(Web page and app entries)

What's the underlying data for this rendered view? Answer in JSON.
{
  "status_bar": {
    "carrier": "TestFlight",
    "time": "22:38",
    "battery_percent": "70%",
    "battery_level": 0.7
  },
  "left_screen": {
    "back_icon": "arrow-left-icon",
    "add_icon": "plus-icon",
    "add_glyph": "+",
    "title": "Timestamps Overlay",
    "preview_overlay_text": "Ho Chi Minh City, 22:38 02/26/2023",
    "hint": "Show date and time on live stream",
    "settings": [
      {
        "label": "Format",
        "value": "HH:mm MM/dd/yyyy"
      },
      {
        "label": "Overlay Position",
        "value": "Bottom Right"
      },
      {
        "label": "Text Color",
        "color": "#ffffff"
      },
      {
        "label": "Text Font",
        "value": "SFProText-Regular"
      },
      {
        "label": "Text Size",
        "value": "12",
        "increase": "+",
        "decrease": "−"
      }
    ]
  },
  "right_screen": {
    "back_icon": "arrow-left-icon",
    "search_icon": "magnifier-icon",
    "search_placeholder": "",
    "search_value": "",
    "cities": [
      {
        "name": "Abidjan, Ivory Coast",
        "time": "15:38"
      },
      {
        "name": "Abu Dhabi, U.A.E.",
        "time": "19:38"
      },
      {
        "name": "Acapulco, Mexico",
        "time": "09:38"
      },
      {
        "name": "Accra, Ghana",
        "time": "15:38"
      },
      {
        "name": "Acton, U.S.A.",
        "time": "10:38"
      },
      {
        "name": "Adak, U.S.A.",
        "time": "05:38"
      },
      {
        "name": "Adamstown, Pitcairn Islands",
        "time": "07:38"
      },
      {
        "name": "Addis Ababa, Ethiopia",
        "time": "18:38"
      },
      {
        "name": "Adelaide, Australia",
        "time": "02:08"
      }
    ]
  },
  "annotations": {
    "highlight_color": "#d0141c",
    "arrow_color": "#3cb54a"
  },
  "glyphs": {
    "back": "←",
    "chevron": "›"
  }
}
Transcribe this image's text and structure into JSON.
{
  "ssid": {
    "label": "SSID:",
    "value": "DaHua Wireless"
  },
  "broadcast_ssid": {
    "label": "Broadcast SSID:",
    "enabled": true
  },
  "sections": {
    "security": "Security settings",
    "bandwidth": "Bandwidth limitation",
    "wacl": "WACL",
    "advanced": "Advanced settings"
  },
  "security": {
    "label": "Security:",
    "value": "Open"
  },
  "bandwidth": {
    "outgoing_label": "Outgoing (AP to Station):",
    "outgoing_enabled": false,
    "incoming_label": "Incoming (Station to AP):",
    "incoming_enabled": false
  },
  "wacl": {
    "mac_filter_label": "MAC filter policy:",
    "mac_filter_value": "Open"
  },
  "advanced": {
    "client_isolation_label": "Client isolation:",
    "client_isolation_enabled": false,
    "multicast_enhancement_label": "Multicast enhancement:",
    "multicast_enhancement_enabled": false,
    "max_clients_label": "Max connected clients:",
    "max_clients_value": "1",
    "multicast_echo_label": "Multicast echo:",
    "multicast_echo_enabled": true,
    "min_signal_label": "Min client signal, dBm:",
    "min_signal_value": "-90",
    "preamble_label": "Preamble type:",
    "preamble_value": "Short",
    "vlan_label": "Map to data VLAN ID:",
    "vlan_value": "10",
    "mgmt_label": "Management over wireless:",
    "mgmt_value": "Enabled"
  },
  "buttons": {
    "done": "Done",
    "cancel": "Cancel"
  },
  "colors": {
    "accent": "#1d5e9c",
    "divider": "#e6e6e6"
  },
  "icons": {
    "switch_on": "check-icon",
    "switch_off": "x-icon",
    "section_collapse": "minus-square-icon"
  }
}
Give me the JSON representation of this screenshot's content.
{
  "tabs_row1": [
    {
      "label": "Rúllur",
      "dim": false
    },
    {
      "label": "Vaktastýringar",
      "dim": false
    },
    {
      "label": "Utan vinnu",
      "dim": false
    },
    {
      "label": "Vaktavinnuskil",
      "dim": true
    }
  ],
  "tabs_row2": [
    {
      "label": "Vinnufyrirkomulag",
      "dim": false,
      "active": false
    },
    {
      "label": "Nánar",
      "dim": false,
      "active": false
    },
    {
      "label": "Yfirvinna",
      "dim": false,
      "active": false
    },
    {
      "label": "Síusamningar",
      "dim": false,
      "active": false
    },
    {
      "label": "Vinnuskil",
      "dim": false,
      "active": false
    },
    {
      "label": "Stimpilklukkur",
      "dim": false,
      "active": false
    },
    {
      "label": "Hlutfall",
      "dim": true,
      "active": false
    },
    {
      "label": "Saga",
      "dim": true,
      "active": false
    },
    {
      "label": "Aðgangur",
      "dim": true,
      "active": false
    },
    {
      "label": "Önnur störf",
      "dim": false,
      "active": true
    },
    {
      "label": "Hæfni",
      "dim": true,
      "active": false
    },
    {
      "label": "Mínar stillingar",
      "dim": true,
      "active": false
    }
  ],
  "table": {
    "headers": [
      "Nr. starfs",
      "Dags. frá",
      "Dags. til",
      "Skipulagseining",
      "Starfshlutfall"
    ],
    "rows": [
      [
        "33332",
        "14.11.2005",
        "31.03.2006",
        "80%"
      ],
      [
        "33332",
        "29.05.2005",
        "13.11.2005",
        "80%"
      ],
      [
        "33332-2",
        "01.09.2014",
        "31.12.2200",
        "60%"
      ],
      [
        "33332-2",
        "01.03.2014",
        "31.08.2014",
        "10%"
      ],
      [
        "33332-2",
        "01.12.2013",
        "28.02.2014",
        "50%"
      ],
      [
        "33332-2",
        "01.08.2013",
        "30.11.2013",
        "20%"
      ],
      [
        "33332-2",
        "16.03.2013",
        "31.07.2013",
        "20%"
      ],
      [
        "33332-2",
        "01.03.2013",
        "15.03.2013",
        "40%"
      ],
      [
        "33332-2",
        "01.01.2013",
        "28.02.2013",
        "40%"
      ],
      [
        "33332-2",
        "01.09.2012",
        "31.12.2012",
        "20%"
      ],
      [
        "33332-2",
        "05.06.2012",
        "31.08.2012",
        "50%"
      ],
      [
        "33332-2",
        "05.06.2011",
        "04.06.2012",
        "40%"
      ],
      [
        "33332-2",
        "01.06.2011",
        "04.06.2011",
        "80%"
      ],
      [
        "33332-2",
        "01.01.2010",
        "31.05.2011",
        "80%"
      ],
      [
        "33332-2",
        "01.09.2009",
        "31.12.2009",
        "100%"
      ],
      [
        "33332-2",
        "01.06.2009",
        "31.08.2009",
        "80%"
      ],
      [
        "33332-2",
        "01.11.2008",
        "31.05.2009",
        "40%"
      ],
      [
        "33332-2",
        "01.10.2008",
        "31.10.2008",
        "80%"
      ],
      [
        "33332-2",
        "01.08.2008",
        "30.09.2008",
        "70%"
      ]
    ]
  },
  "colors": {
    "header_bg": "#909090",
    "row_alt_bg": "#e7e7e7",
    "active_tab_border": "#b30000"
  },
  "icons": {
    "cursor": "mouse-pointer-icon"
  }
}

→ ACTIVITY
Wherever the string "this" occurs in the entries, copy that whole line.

→ TASK ANSWER
What's the underlying data for this rendered view? Answer in JSON.
Transcribe this image's text and structure into JSON.
Give me the JSON representation of this screenshot's content.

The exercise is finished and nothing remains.